=== Work to be completed ===
Records follow. Select each line holding "false".

*** Opening Provided data ***

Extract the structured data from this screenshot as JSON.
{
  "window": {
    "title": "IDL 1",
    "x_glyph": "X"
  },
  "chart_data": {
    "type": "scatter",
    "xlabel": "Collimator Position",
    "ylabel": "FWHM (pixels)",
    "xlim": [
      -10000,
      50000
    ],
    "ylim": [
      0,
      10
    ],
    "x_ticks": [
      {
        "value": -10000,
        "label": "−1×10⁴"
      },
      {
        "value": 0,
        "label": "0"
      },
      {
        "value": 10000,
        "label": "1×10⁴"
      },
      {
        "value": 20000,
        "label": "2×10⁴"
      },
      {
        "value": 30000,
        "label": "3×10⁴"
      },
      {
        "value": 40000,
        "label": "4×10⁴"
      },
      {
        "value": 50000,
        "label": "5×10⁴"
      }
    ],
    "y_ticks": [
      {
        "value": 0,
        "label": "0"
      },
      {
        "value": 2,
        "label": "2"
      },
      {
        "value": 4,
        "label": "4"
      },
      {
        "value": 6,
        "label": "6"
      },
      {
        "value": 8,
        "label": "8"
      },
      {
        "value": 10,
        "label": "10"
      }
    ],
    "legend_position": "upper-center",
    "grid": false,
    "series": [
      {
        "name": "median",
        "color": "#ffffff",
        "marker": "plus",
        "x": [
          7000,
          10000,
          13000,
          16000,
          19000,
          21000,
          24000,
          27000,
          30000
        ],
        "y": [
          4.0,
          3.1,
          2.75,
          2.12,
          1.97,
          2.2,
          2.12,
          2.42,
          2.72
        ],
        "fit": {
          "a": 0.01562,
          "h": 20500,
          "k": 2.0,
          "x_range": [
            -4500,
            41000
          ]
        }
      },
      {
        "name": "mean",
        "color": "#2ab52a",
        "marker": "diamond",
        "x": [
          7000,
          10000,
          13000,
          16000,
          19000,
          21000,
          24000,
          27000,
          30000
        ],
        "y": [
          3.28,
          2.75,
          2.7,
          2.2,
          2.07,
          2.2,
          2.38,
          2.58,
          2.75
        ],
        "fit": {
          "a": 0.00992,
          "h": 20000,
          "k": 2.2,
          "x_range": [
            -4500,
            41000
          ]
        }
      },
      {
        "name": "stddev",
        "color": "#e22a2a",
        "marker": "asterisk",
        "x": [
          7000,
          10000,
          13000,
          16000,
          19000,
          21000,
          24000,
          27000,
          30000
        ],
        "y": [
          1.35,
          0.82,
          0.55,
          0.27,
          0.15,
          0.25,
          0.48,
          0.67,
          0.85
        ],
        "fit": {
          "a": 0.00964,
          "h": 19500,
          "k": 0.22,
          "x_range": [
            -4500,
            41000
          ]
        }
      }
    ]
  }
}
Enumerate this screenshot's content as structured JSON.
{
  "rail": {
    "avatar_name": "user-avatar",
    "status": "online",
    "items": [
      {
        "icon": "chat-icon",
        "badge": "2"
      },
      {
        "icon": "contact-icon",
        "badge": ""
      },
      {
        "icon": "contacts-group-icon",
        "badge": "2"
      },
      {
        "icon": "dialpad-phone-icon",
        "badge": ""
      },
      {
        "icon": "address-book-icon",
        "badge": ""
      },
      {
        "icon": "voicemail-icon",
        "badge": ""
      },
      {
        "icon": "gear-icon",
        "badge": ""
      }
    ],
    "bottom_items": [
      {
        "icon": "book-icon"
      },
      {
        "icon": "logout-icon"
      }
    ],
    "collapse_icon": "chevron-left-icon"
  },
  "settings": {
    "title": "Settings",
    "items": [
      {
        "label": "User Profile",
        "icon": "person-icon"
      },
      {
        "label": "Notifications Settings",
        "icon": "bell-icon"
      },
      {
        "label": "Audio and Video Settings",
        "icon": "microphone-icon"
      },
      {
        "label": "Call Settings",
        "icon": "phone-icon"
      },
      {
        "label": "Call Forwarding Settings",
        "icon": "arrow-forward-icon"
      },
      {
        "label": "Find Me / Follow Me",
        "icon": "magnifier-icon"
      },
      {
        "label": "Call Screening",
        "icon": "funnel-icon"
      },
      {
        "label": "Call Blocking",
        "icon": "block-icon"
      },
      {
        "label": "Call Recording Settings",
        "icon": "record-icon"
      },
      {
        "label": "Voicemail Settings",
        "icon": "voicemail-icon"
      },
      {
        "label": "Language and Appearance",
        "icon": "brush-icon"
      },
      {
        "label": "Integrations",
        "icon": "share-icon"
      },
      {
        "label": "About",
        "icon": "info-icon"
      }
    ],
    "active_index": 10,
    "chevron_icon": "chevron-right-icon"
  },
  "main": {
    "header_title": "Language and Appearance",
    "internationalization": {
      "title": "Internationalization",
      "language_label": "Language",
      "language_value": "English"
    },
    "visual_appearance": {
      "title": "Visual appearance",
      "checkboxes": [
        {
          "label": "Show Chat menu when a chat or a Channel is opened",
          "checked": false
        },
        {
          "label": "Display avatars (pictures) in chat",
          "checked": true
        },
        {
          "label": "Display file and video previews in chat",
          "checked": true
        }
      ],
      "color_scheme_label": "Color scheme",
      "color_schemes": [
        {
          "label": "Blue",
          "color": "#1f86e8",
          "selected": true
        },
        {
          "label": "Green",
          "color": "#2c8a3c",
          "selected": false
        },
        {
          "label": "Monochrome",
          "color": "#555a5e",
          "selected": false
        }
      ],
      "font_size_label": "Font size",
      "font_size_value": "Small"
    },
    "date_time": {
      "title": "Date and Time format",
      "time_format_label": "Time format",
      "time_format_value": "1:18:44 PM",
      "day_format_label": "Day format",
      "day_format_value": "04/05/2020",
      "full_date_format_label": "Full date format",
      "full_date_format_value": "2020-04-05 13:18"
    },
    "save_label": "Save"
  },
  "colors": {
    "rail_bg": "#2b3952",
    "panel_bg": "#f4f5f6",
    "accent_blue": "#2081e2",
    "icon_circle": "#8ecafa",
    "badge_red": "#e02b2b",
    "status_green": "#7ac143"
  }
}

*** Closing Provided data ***

=== Solution for this problem ===
    "grid": false,
          "checked": false
          "selected": false
          "selected": false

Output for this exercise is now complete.